Knock it on the head, Google.

There’s a great post by David Harry over on Search News Central that takes a look at Google responses to reconsideration requests. That in and of itself makes for a really interesting read, but David makes a really good point at the end of his article. One which is so obvious it’s possible Google missed it completely. Well, they shouldn’t have because it’s common bloody sense. Here’s what David said:

If Google can and has removed the value from the suspect links, why not just do that and call it a day? Inform the webmaster of the types of links which aren’t passing value, instead of penalizing them. This would surely end a given link building tactic in short order without the risk of ‘negative’ SEO.

As logical arguments go, that’s right up there with the best. So Google discounts a big chunk of your backlinks because they’re crap. Fair enough. Surely then, the Google algorithm would knock you back a place or 10 in the rankings too. There’s no need for Google to then manually penalise you and it does completely remove the possibility of negative SEO in the form of building spammy links to a competitors site as they just wouldn’t count. And, of course, SEOs would have no choice but to abandon those types of link building practices as they’d have no effect and be a waste of time.

As David so eloquently put it, manually penalising a site after you’ve already discounted their spammy backlinks is akin to:

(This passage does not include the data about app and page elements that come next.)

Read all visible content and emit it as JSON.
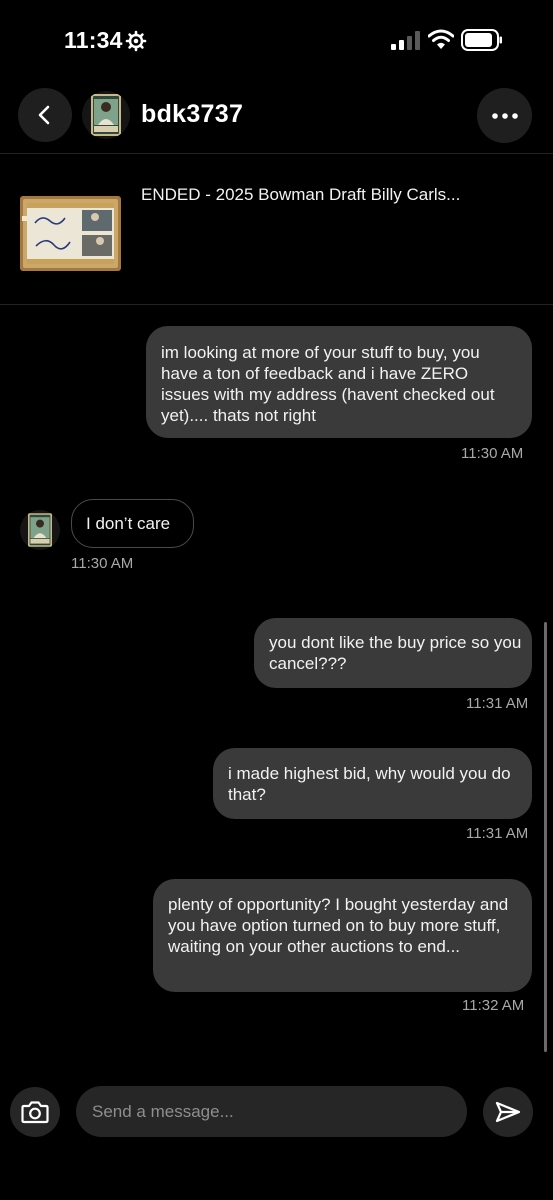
{
  "status_bar": {
    "time": "11:34"
  },
  "header": {
    "username": "bdk3737"
  },
  "listing": {
    "title": "ENDED - 2025 Bowman Draft Billy Carls..."
  },
  "messages": [
    {
      "text": "im looking at more of your stuff to buy, you have a ton of feedback and i have ZERO issues with my address (havent checked out yet).... thats not right",
      "time": "11:30 AM"
    },
    {
      "text": "I don’t care",
      "time": "11:30 AM"
    },
    {
      "text": "you dont like the buy price so you cancel???",
      "time": "11:31 AM"
    },
    {
      "text": "i made highest bid, why would you do that?",
      "time": "11:31 AM"
    },
    {
      "text": "plenty of opportunity? I bought yesterday and you have option turned on to buy more stuff, waiting on your other auctions to end...",
      "time": "11:32 AM"
    }
  ],
  "composer": {
    "placeholder": "Send a message..."
  },
  "colors": {
    "background": "#000000",
    "bubble_out": "#3a3a3a",
    "button_bg": "#262626",
    "timestamp": "#a8a8a8"
  },
  "icons": [
    "gear-icon",
    "signal-icon",
    "wifi-icon",
    "battery-icon",
    "back-arrow-icon",
    "more-dots-icon",
    "camera-icon",
    "send-icon"
  ]
}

…changing the speed limit on the street in front of my house and then giving me a speeding ticket for last year when I was driving the old limit.

So come on, Google, knock it off. You know it makes sense to do it this way. And while you’re at it, give us SEOs, webmasters and site owners the ability to discount links we don’t want in Webmaster Tools. We can fight our own negative SEO and and any previous unethical  SEO practices ourselves then, saving you quite a bit of time!

Ben Greenwood
  • Written by on 21st June 2012 at 16:19
  • “Ben Greenwood is an SEO & social media consultant at Fluid Creativity. Ben can regularly be found blogging about all things digital and is a self-confessed Twitter addict.”
  • Google+
  • http://www.bantermedia.com/ Liam

    Very interesting and very true… the other thing to consider however is if Google is implying a slightly different tact… 

    They may have decided to hit everyone hard with the latest Penguin and Panda updates to get everyones’ attention and now be planning to only disallow dodgy links in future.

    I think, personally, if Google and just used the above method then it would have done little to detract from bad link building practises. We, for instance, still get plenty of spam links in comments to no follow blogs… 

    • Ben Greenwood

      If people continued to use bad link building practices post-Penguin/Panda then they would be shown up for the con artists they are as by discounting spammy links Google has already rendered that ‘work’ pointless. The manual penalties for sites just seems like overkill. Though I do agree that they could well be getting everyone’s attention with this approach – I just hope they will remove the penalties in due course once their discounting and the algorithm as truly cleaned up the SERPs.

  • http://www.bantermedia.com/ Liam

    Very interesting and very true… the other thing to consider however is if Google is implying a slightly different tact… 

    They may have decided to hit everyone hard with the latest Penguin and Panda updates to get everyones' attention and now be planning to only disallow dodgy links in future.

    I think, personally, if Google and just used the above method then it would have done little to detract from bad link building practises. We, for instance, still get plenty of spam links in comments to no follow blogs… 

    • Ben Greenwood

      If people continued to use bad link building practices post-Penguin/Panda then they would be shown up for the con artists they are as by discounting spammy links Google has already rendered that 'work' pointless. The manual penalties for sites just seems like overkill. Though I do agree that they could well be getting everyone's attention with this approach – I just hope they will remove the penalties in due course once their discounting and the algorithm as truly cleaned up the SERPs.